§ Task brief
Read the entries below and pull out each line with the string "scene".

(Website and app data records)
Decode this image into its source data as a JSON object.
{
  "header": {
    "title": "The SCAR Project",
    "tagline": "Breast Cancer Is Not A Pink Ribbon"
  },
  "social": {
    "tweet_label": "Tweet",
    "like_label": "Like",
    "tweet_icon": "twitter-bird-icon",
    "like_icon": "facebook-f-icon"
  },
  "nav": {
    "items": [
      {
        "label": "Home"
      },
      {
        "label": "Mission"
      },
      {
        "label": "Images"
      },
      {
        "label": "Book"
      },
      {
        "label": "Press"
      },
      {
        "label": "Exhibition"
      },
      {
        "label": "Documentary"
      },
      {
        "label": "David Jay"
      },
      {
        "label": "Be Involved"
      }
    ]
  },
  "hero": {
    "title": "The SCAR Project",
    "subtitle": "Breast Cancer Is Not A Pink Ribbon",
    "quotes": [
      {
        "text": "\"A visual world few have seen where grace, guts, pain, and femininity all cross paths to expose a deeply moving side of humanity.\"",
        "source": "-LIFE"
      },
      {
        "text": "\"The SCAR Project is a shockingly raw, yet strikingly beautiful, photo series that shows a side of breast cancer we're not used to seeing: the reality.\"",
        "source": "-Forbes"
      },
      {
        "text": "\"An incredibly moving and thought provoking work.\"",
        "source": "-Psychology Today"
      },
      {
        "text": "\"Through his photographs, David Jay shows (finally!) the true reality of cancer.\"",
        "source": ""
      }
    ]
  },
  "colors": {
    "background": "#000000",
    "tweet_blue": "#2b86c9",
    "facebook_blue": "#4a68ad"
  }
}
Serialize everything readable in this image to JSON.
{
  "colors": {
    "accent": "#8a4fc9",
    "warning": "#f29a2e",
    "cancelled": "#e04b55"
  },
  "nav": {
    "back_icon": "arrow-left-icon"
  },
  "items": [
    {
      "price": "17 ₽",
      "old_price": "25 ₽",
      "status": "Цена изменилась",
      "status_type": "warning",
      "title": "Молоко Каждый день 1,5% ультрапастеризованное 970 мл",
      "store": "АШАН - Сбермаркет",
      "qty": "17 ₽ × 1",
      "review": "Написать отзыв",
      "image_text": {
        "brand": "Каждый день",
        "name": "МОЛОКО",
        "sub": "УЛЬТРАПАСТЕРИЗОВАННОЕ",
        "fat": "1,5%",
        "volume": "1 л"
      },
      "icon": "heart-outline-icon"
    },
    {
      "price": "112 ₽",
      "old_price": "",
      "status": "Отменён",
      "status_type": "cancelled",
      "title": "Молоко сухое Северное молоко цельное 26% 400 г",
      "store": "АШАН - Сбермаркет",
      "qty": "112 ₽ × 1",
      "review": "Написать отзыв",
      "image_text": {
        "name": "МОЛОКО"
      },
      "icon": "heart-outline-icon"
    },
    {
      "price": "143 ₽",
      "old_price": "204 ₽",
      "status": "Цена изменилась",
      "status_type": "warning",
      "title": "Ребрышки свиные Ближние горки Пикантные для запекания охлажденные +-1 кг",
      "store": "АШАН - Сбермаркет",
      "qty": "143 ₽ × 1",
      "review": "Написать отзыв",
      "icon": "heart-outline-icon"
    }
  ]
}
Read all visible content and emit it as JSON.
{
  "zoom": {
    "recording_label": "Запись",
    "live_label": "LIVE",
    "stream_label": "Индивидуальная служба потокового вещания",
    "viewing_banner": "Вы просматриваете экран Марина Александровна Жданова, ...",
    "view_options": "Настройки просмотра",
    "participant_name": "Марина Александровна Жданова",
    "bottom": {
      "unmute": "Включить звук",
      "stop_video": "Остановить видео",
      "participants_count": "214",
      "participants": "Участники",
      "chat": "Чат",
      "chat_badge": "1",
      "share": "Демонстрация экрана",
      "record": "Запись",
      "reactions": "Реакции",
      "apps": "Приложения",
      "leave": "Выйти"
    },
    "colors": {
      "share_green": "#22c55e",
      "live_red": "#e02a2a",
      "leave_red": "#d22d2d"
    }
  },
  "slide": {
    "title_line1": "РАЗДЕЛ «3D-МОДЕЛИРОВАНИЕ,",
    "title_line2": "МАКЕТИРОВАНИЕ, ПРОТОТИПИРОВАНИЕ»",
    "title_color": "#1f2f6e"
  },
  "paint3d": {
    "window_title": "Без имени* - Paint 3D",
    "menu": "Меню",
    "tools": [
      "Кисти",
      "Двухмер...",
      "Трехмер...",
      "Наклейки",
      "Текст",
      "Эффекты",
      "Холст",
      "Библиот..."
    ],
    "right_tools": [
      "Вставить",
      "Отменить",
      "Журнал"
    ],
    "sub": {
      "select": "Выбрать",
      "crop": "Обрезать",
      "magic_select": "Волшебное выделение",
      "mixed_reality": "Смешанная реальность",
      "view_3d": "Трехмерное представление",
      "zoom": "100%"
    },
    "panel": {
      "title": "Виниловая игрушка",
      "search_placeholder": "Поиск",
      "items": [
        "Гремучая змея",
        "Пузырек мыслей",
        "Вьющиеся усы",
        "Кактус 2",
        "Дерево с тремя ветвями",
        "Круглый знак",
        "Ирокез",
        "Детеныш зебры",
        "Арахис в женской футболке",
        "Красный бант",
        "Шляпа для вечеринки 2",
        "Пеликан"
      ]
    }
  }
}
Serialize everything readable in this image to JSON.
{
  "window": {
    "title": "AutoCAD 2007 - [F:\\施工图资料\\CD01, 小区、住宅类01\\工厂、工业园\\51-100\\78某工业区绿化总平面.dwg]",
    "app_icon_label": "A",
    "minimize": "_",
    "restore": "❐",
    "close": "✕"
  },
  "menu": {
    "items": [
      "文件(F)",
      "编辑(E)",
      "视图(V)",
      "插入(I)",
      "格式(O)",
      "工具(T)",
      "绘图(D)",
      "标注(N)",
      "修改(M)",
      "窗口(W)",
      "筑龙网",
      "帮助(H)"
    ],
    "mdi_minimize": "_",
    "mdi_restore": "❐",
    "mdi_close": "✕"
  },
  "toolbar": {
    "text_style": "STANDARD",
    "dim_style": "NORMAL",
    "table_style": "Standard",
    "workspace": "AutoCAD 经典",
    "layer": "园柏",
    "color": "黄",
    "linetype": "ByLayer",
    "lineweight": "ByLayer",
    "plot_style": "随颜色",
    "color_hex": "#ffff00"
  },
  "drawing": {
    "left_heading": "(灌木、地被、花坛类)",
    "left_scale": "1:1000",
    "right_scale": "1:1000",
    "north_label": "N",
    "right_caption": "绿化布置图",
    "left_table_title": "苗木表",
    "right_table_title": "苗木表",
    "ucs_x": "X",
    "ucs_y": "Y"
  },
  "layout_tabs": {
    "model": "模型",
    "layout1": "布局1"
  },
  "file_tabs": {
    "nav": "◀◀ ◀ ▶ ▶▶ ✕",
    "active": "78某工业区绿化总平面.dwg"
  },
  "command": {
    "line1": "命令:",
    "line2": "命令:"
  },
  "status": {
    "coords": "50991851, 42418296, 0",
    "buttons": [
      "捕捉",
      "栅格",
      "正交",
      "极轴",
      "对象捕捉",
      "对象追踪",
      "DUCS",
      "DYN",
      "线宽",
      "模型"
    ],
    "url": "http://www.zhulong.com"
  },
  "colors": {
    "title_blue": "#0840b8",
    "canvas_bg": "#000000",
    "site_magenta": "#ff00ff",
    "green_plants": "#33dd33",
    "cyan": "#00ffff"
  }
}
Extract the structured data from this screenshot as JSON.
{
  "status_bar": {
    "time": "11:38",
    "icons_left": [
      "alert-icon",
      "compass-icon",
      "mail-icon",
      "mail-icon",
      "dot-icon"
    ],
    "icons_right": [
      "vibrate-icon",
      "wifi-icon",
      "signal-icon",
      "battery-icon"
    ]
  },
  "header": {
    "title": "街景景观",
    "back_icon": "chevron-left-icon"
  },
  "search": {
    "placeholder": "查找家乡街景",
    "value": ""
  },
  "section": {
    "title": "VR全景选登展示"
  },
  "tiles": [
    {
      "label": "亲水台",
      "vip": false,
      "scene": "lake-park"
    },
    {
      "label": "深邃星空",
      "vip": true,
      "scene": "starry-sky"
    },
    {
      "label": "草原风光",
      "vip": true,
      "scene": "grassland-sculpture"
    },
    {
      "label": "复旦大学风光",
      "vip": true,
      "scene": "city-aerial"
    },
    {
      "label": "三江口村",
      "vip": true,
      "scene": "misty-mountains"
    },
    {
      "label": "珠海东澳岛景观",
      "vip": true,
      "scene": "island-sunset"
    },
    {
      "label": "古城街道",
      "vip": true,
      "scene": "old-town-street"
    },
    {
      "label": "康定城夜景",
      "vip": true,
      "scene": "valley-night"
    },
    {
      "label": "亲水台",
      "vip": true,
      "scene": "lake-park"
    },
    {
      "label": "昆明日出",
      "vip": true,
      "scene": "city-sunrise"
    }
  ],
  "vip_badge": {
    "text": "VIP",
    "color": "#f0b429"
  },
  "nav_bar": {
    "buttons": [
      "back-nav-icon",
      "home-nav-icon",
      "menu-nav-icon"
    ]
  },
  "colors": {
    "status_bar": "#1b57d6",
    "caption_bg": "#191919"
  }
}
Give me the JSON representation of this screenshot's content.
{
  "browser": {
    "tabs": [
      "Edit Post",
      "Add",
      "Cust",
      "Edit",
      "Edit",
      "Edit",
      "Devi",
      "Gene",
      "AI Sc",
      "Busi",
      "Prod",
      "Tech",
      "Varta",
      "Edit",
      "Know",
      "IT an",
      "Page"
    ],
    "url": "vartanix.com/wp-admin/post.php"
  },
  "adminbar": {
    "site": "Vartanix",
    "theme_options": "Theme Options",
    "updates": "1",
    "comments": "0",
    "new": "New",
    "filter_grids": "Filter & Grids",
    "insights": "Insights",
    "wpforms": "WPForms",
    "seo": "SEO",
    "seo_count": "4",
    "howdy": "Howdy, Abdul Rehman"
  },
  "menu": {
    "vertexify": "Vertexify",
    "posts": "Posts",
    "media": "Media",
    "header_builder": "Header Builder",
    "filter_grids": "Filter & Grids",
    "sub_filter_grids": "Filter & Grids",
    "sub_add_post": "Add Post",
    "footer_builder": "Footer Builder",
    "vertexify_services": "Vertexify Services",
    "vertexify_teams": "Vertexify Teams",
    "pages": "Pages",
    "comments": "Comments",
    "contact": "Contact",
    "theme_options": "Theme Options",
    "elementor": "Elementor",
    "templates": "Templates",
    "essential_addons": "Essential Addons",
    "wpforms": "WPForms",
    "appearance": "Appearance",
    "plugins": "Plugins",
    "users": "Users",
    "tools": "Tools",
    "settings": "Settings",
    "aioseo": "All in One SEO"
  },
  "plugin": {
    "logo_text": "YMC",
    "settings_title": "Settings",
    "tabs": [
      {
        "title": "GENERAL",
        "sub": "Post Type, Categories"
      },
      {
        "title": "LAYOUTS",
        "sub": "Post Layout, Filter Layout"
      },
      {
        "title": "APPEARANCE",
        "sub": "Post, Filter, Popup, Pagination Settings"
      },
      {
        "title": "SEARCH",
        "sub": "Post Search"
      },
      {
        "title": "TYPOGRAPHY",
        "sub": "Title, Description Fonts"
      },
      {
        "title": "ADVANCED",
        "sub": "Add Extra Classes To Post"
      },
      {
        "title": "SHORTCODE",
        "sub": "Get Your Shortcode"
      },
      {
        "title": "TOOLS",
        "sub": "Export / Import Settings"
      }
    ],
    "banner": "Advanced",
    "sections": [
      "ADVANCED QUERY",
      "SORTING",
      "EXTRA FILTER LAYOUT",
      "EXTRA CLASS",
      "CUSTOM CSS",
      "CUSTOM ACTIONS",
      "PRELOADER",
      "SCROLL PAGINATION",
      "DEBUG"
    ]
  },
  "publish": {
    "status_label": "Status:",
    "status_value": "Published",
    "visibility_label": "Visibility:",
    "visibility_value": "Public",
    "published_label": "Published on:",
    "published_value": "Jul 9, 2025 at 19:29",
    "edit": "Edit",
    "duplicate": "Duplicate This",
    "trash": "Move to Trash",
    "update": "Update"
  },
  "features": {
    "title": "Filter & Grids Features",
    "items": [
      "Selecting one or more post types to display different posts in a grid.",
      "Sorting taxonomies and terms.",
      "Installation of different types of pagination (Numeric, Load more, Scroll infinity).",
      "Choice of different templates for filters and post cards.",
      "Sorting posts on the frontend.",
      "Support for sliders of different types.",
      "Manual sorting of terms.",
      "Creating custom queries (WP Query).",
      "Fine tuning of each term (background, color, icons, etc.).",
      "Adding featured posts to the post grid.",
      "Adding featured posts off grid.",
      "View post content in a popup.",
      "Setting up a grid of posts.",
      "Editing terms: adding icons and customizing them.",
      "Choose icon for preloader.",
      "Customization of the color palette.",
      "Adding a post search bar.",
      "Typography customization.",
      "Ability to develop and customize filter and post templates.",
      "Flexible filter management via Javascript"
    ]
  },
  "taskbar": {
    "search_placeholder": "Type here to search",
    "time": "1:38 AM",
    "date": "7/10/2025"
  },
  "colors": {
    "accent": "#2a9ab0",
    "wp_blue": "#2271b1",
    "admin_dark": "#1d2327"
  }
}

§ Written reply
      "scene": "lake-park"
      "scene": "starry-sky"
      "scene": "grassland-sculpture"
      "scene": "city-aerial"
      "scene": "misty-mountains"
      "scene": "island-sunset"
      "scene": "old-town-street"
      "scene": "valley-night"
      "scene": "lake-park"
      "scene": "city-sunrise"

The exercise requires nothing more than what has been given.